_How to complete this task_.
For the word "JSON", count the lines below that contain it. Give the number alone.

::::::::

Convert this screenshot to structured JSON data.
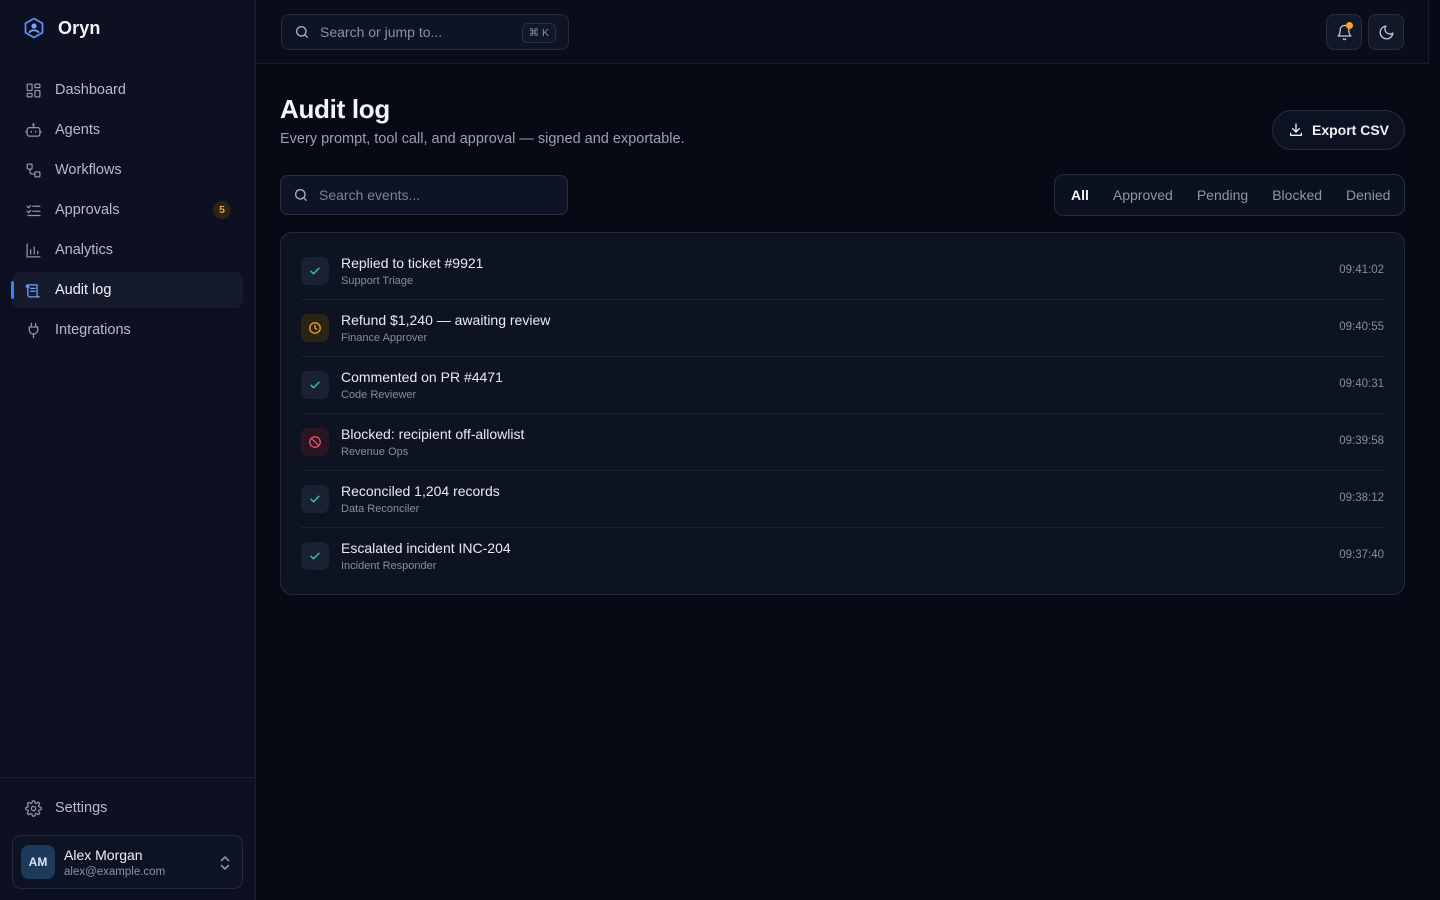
{
  "app": {
    "name": "Oryn"
  },
  "sidebar": {
    "items": [
      {
        "label": "Dashboard",
        "icon": "dashboard-icon"
      },
      {
        "label": "Agents",
        "icon": "robot-icon"
      },
      {
        "label": "Workflows",
        "icon": "workflow-icon"
      },
      {
        "label": "Approvals",
        "icon": "checklist-icon",
        "badge": "5"
      },
      {
        "label": "Analytics",
        "icon": "chart-icon"
      },
      {
        "label": "Audit log",
        "icon": "scroll-icon",
        "active": true
      },
      {
        "label": "Integrations",
        "icon": "plug-icon"
      }
    ],
    "settings_label": "Settings",
    "user": {
      "initials": "AM",
      "name": "Alex Morgan",
      "email": "alex@example.com"
    }
  },
  "topbar": {
    "search_placeholder": "Search or jump to...",
    "shortcut": "⌘ K"
  },
  "page": {
    "title": "Audit log",
    "subtitle": "Every prompt, tool call, and approval — signed and exportable.",
    "export_label": "Export CSV",
    "events_search_placeholder": "Search events...",
    "filters": [
      "All",
      "Approved",
      "Pending",
      "Blocked",
      "Denied"
    ],
    "active_filter": "All"
  },
  "events": [
    {
      "title": "Replied to ticket #9921",
      "agent": "Support Triage",
      "time": "09:41:02",
      "status": "approved"
    },
    {
      "title": "Refund $1,240 — awaiting review",
      "agent": "Finance Approver",
      "time": "09:40:55",
      "status": "pending"
    },
    {
      "title": "Commented on PR #4471",
      "agent": "Code Reviewer",
      "time": "09:40:31",
      "status": "approved"
    },
    {
      "title": "Blocked: recipient off-allowlist",
      "agent": "Revenue Ops",
      "time": "09:39:58",
      "status": "blocked"
    },
    {
      "title": "Reconciled 1,204 records",
      "agent": "Data Reconciler",
      "time": "09:38:12",
      "status": "approved"
    },
    {
      "title": "Escalated incident INC-204",
      "agent": "Incident Responder",
      "time": "09:37:40",
      "status": "approved"
    }
  ],
  "colors": {
    "accent": "#3b82f6",
    "approved": "#3ccf91",
    "pending": "#f5a524",
    "blocked": "#f0506e",
    "notification_dot": "#f5a524"
  }
}
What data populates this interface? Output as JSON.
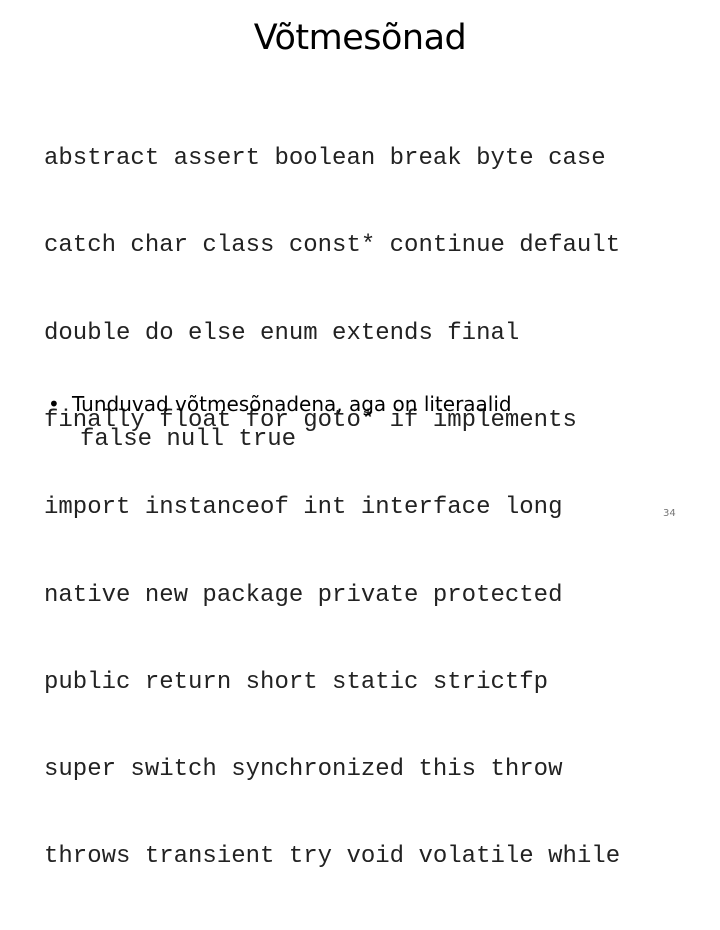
{
  "slide": {
    "title": "Võtmesõnad",
    "keyword_lines": [
      "abstract assert boolean break byte case",
      "catch char class const* continue default",
      "double do else enum extends final",
      "finally float for goto* if implements",
      "import instanceof int interface long",
      "native new package private protected",
      "public return short static strictfp",
      "super switch synchronized this throw",
      "throws transient try void volatile while"
    ],
    "bullet": {
      "marker": "•",
      "text": "Tunduvad võtmesõnadena, aga on literaalid",
      "code": "false null true"
    },
    "page_number": "34"
  }
}
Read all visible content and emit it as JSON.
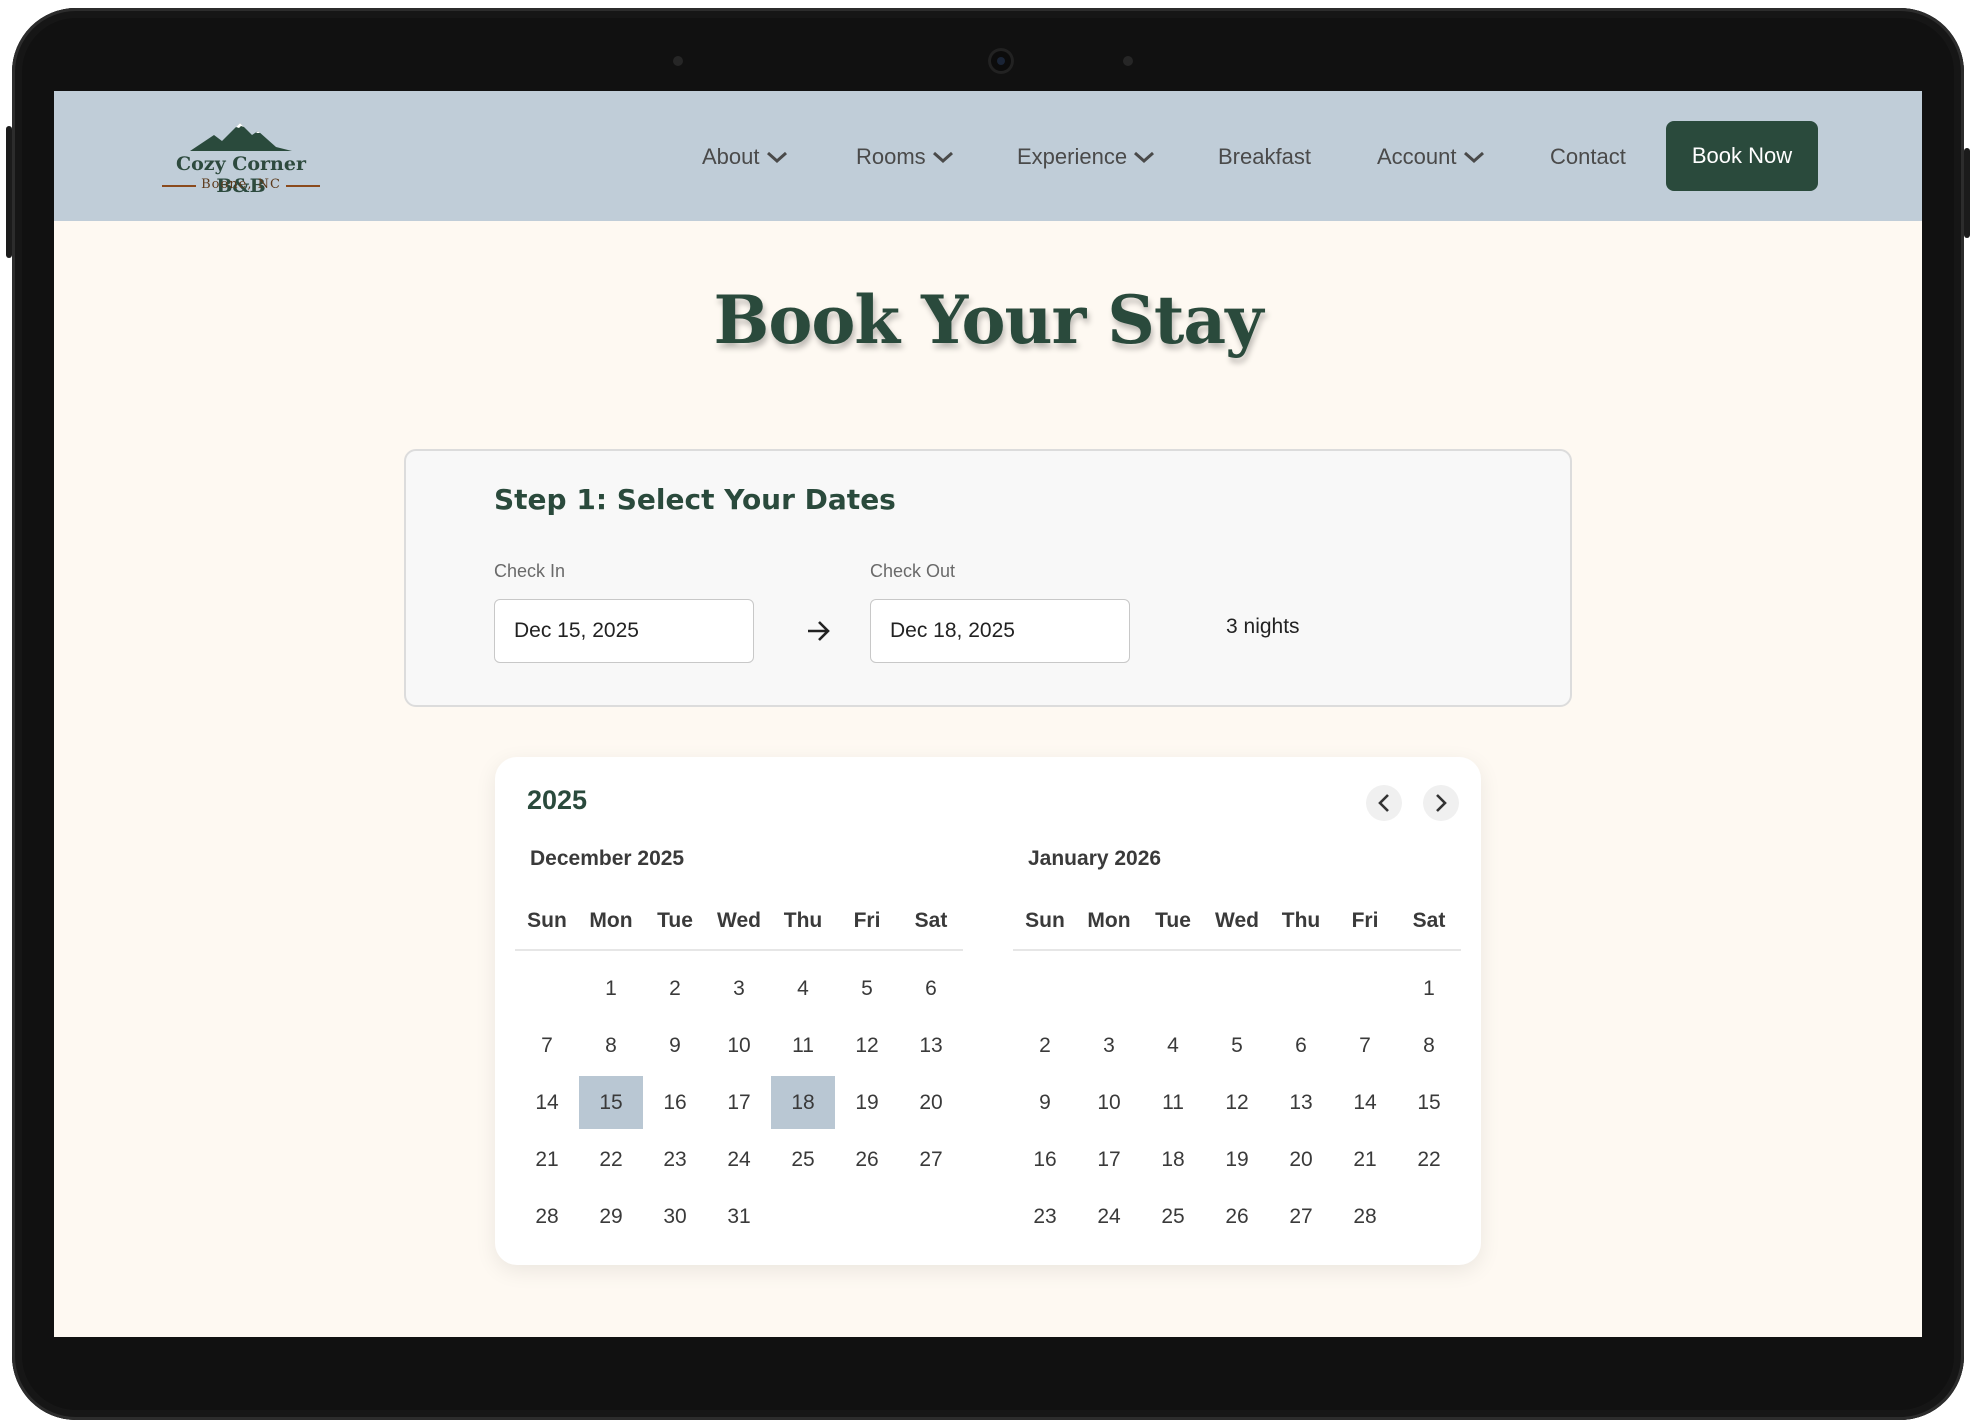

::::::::

_Completed task_.
3